A hard look at the reality facing the city's homeless prompted city council to plan a public forum to hear from groups that work with some of the city's most vulnerable citizens.
Members of Tomorrow's Hope, a community organization whose focus is mental health and addiction, made a presentation to city council on Nov. 24, and the members told a harrowing story of the crisis that is ongoing in the city.
According to the numbers presented by Tomorrow's Hope, there have been 46 overdose deaths in the past seven months. Three of the victims were just 14 years old.

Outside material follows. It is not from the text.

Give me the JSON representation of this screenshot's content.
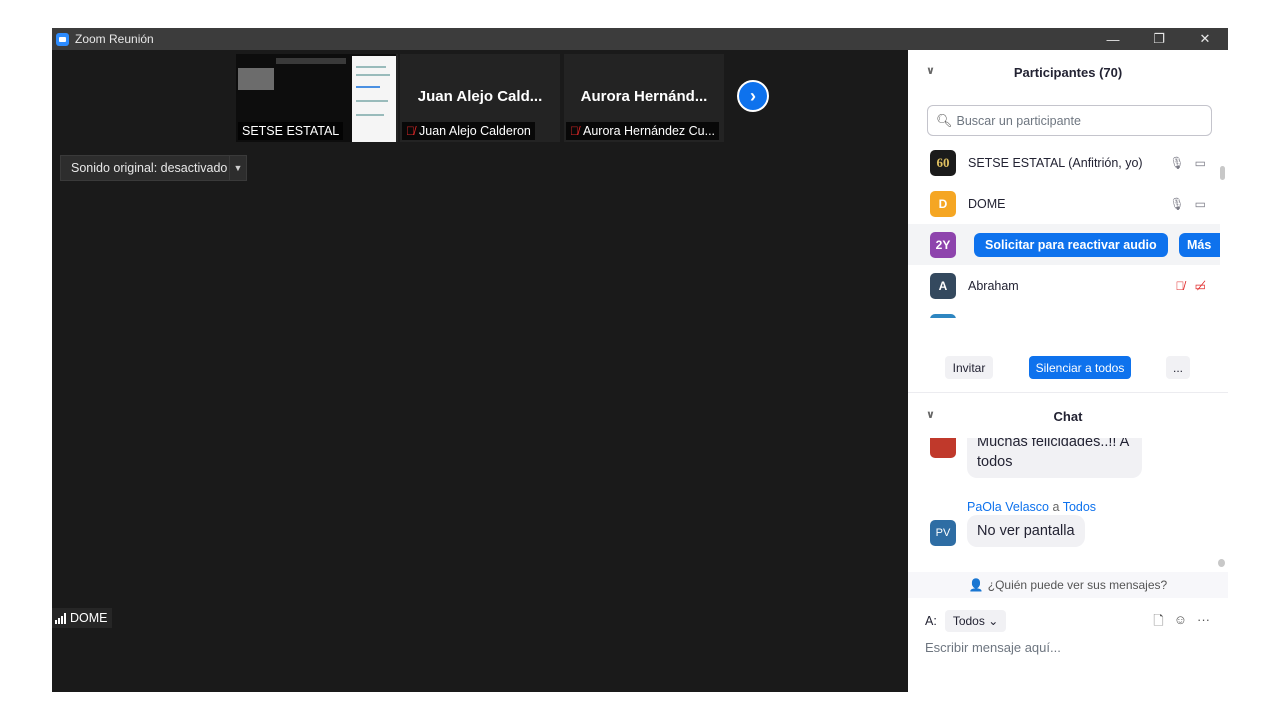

The group said there have been two drug-related murders, two suspicious deaths, and overdose numbers are projected to increase by 20 per cent by December. Additionally, there were three people who were released from jail who committed acts of vandalism upon their release in an effort to be put back in jail.
In the month of May, 65 per cent of homeless people sought housing, but were unable to qualify due to a lack of proper identification, the group said.
Tomorrow's Hope member Bob Johnston explained that of the roughly 80 “houseless” individuals living in the city, nearly 50 per cent of them are struggling with addiction.
"The band-aid solutions should turn into a permanent building,” Johnston said. “There's many different ways of doing it, from an old school, the jail that's been closed for two years on Bancroft Drive, or even little villages like the old radar base.
"We can keep throwing money at shelters across the city, but at the end of the day, lives matter and winter is coming...that's why we really have to work together as an organization, as a city and a team and move forward."
Ward 12 Coun. Joscelyne Landry-Altmann tabled a suggestion for city staff to organize a public forum to bring support agencies to the table, along with members of the public to work together in finding solutions to issues that are plaguing the city's homeless population.
"We've had similar forums in the past, and we have the communication tools to get something going pretty quickly," said Landry-Altmann.
City clerk Eric Labelle explained that while possible, there are challenges due to COVID-19 and the fact that a meeting of this nature would need to take place in an online setting.
"I would ask that you keep in mind that a public input meeting is challenging with remote participation at this time," said Labelle. "Those participating would need to have technology...we do allow people to submit written comments and those are certainly a possibility, but I would just raise that as a potential impediment to participate for some."
Landry-Altmann suggested that staff be directed to look into options on how to carry out the public forum and bring back suggestions to council, noting that the next meeting is not until Dec. 15.
"I hate to leave it that long," said Landry-Altmann.
Ward 6 Coun. René Lapierre spoke in favour of the idea of holding a public forum, but wanted to see some more specific goals put on the table before moving ahead.
"I'm not opposed to it, I always welcome public feedback,” said Lapierre.
“I'm just wondering how we structure that a little bit better with a little bit more of a goal in mind. I don't know if we just want to have a discussion and just leave the open round table open or do we want to guide to the presenters to provide us with answers to maybe three questions so we can get their feedback.
“I'm just not sure where we're going to go with having an open conversation; I'm open to listening but I'm wondering what the objective is."
Landry-Altmann said that the goal was to bring citizens to the table to discuss the realities that council may not be aware of on the front lines.
"We are participating in a task force,” she said.
“I believe (this forum) will better inform the task force, it will give the opportunity for the people on the ground who are doing all this great volunteer work to understand the work that we're doing as well and that there's an opportunity here to work together.”
Mayor Brian Bigger sided with Landry-Altmann, and welcomed the opportunity to create a more collaboration.
"There's a lot of misinformation or lack of information out there, so this is an excellent opportunity to clarify exactly what we're doing, the efforts that we've made, who funds these programs, because we're talking about programs that are typically funded by the province," said Bigger.
"Some of the housing initiatives, it's from the federal government, but as a community, we need to develop a community plan, and so it's important that we hear from the community at all levels, so I appreciate this.”